Black tea
Black tea, also referred to as red tea in China, is one of the best selling teas in the US. Black teas can be categorized into grades based on the method of harvest, the style of production, and the leaf size of the finished product. Black tea is highly fermented but has numerous health benefits. Black tea has been shown to be great for the heart, and could help prevent heart attacks. It also helps prevent plaque build-up in the arteries, increases bone density, and kills bacteria in the mouth that causes cavities and bad breath. As if that were not enough, black tea has also been shown to increase blood flow and lower bad cholesterol.

Pu-erh teas
Pu-erh refers to a series of teas from China’s Southwestern Yunnan province. Authentic Pu-erh can only be made with sun-dried tealeaves picked from the specific variety of a broad-leaf tea tree known as “Yunnan Da Ye.” According to Traditional Chinese Medicine, Pu-erh tea has a warm and potent property. It is known to dispel grease and toxins from a person whose diet is rich in beef or other meats. Pu-erh is also known to lower the alcohol level in the blood, making it a great remedy for a hangover! Researchers in China showed that it is the best amongst all teas for body slimming and cholesterol reduction. Although Pu-erh betters with age, some younger varieties can be found and are quite tasty.
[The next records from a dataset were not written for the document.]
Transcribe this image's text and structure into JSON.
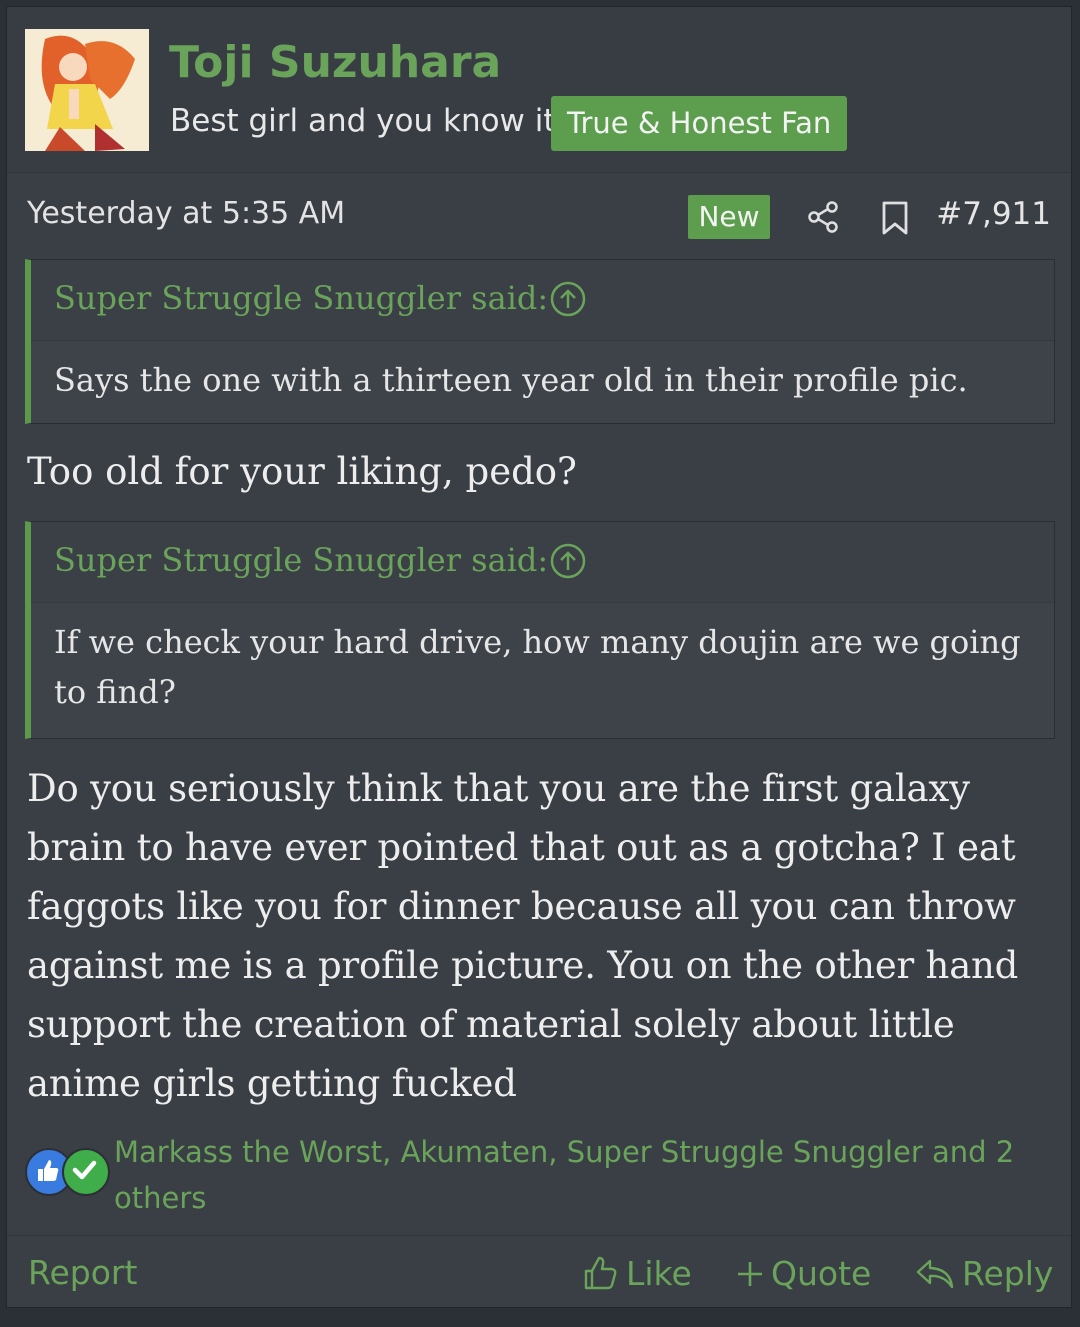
{
  "user": {
    "name": "Toji Suzuhara",
    "title": "Best girl and you know it",
    "banner": "True & Honest Fan"
  },
  "post": {
    "date": "Yesterday at 5:35 AM",
    "badge": "New",
    "number": "#7,911"
  },
  "quotes": [
    {
      "author": "Super Struggle Snuggler said:",
      "text": "Says the one with a thirteen year old in their profile pic."
    },
    {
      "author": "Super Struggle Snuggler said:",
      "text": "If we check your hard drive, how many doujin are we going to find?"
    }
  ],
  "messages": [
    "Too old for your liking, pedo?",
    "Do you seriously think that you are the first galaxy brain to have ever pointed that out as a gotcha? I eat faggots like you for dinner because all you can throw against me is a profile picture. You on the other hand support the creation of material solely about little anime girls getting fucked"
  ],
  "reactions": {
    "icons": [
      "thumbs-up-icon",
      "check-icon"
    ],
    "users": "Markass the Worst, Akumaten, Super Struggle Snuggler and 2 others"
  },
  "footer": {
    "report": "Report",
    "like": "Like",
    "quote": "Quote",
    "reply": "Reply"
  },
  "colors": {
    "accent": "#6aa35a",
    "badge": "#5d9e4e",
    "background": "#3a3e45",
    "like_reaction": "#3a7be0",
    "agree_reaction": "#3fae4a"
  }
}
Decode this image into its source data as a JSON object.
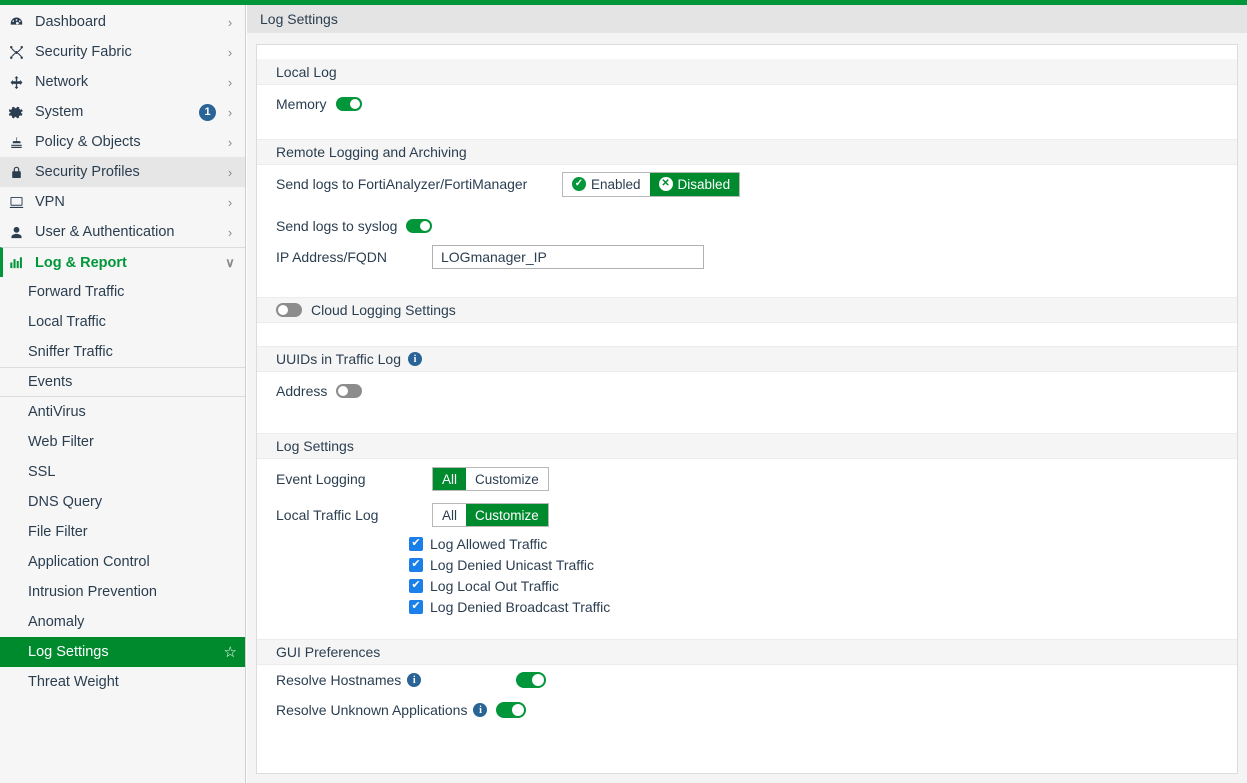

Flower-scented teas
Flower-scented teas are usually a blend of green or black tea mixed with flowers such as jasmine, orchid, chamomile, or hibiscus. These tend to be the most popular although many types of flowers or herbs could be used. Once the tea is picked, the flowers are added for flavor and scent, but are then removed from the higher quality teas for a milder flavor of flower and stronger flavor of tea. Numerous herbal blends are sold as teas as well, and although they do not usually contain actual tealeaves, they can still be medicinal for the healing herbal properties.

Make the switch
Switching from being a soda or coffee drinker to a tea drinker could have numerous benefits for your health. If drinking tea isn’t your thing, try a supplement like New Chapter’s green and white tea supplement, on sale in September and located in the Wellness Department of the Co-op. If you want more energy, better digestion, higher mental clarity, or any of the other health benefits associated with higher levels of antioxidants, then the Co-op has a huge selection of bulk and pre-packed teas for your enjoyment. Whoever thought that being healthy could taste so good?